Peter Cardillo, chief market economist at Spartan Capital Securities said, “there’s a host of worries out there and those worries continue to mount,” adding that, “the fear of recession is increasing.”
“As a result, we have a market that is rethinking some of the optimism that was priced in.”
The “priced in” low interest rate gains were something we’ve talked about here recently, and it seems that other analysts are starting to agree with our position now that the market’s showing a possible sentiment shift.
Nike made things even worse when it reported weak quarterly sales growth during its earnings report last night, dragging down many other stocks due to its high-market-cap status.
But the real star of the show today is a set of manufacturing data out of Europe, as reported by IHS Markit, a London-based global information provider.
According to the data agency, German manufacturing activity has dropped to its lowest level in more than six years, and French manufacturing has reached a new three-month low. As a whole, Europe’s manufacturing output has fallen to its lowest level since April 2013.
German bonds were sent spinning after the statistics were released, and the 10-year bund yield actually dipped into negative territory for a moment – something it hasn’t done since 2016.
But bonds weren’t just affected overseas – yields got rocked in the U.S. as well. The 3-month T-bill and 10-year note spread turned negative for the first time since 2007, creating an inverted yield curve. The last time that happened was back in 2007, right before the financial crisis kicked off.
Bond yields, in general, are an often-overlooked part of investing.

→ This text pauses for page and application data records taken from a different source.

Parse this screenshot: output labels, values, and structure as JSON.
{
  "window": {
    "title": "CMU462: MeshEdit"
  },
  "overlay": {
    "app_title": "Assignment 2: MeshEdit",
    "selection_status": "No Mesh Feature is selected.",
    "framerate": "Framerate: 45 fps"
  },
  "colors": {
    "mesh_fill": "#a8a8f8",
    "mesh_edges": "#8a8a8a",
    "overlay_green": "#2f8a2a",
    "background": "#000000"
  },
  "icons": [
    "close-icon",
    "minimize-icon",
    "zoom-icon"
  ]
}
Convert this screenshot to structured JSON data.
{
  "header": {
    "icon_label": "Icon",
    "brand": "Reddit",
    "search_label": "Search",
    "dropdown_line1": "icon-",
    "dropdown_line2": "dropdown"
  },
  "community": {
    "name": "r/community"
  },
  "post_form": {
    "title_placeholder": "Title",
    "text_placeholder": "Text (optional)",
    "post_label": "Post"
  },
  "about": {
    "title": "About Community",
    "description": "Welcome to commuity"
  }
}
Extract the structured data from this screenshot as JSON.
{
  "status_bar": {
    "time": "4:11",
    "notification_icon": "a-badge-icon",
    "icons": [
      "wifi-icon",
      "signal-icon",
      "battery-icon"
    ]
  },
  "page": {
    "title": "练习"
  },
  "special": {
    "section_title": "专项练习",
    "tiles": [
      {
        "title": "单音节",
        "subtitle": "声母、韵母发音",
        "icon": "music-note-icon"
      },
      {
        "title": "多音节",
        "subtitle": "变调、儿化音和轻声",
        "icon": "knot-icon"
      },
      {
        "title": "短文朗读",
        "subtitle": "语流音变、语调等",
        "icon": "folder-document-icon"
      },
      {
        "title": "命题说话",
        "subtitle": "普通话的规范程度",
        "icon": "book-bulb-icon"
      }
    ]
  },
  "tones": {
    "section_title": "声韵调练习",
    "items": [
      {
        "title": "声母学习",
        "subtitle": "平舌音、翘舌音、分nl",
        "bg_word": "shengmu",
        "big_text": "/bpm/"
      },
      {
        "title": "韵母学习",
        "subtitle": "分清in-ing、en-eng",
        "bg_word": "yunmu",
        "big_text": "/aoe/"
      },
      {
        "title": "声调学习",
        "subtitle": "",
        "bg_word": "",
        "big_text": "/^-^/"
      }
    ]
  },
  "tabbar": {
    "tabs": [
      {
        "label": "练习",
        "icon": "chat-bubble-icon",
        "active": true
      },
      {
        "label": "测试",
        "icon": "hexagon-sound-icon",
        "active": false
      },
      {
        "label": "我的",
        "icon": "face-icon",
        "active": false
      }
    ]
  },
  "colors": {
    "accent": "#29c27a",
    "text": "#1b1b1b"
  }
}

After all, bonds present low returns, over long time periods, and the only time we typically hear about T-bills is in relation to interest rate manipulation by the Fed.
But bond yields can also serve as a “canary in the coalmine” for the market, if nothing else to give us an idea of investor confidence. Based on yields alone, the last time confidence was this low was before the market got smashed during the 2008 housing crisis.
Even if another full-blown catastrophe isn’t in the cards, at the very least it appears that sentiment is starting to shift – with or without a great recession-like event.
And if bulls start to sense that this prolonged rally is truly starting to turn sour, they’ll become bears in the blink of an eye, cratering equities in the process.